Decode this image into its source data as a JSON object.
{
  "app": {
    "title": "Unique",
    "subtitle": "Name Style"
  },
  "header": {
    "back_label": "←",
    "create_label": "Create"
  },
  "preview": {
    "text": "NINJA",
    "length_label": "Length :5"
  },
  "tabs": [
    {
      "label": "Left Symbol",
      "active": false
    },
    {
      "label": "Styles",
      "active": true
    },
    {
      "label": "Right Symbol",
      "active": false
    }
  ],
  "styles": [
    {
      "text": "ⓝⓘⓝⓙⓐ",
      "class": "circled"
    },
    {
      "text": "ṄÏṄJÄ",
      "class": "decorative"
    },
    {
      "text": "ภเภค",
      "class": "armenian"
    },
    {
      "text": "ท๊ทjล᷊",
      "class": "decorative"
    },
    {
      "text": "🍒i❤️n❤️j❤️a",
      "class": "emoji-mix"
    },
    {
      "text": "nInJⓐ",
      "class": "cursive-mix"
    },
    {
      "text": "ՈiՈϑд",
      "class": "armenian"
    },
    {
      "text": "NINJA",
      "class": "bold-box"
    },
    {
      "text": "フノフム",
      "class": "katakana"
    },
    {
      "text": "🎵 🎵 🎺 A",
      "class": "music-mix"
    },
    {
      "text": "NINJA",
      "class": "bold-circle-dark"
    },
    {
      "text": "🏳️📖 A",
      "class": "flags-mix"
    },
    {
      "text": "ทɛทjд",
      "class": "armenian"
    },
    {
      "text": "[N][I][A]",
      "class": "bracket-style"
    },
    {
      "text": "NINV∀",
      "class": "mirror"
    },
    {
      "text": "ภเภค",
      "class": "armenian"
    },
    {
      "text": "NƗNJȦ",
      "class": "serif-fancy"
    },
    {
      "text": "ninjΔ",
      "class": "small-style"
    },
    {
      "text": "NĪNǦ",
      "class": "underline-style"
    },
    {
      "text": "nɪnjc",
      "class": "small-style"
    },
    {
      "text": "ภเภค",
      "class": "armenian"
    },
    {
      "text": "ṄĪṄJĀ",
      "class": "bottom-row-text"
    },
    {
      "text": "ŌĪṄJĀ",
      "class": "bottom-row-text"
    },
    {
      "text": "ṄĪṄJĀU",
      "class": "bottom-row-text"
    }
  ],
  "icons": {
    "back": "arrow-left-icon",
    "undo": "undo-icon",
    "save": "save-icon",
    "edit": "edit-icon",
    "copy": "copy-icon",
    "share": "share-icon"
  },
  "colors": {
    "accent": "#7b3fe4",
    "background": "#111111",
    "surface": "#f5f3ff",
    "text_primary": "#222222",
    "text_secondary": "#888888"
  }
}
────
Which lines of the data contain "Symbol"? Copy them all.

* **Result of the exercise**:
      "label": "Left Symbol",
      "label": "Right Symbol",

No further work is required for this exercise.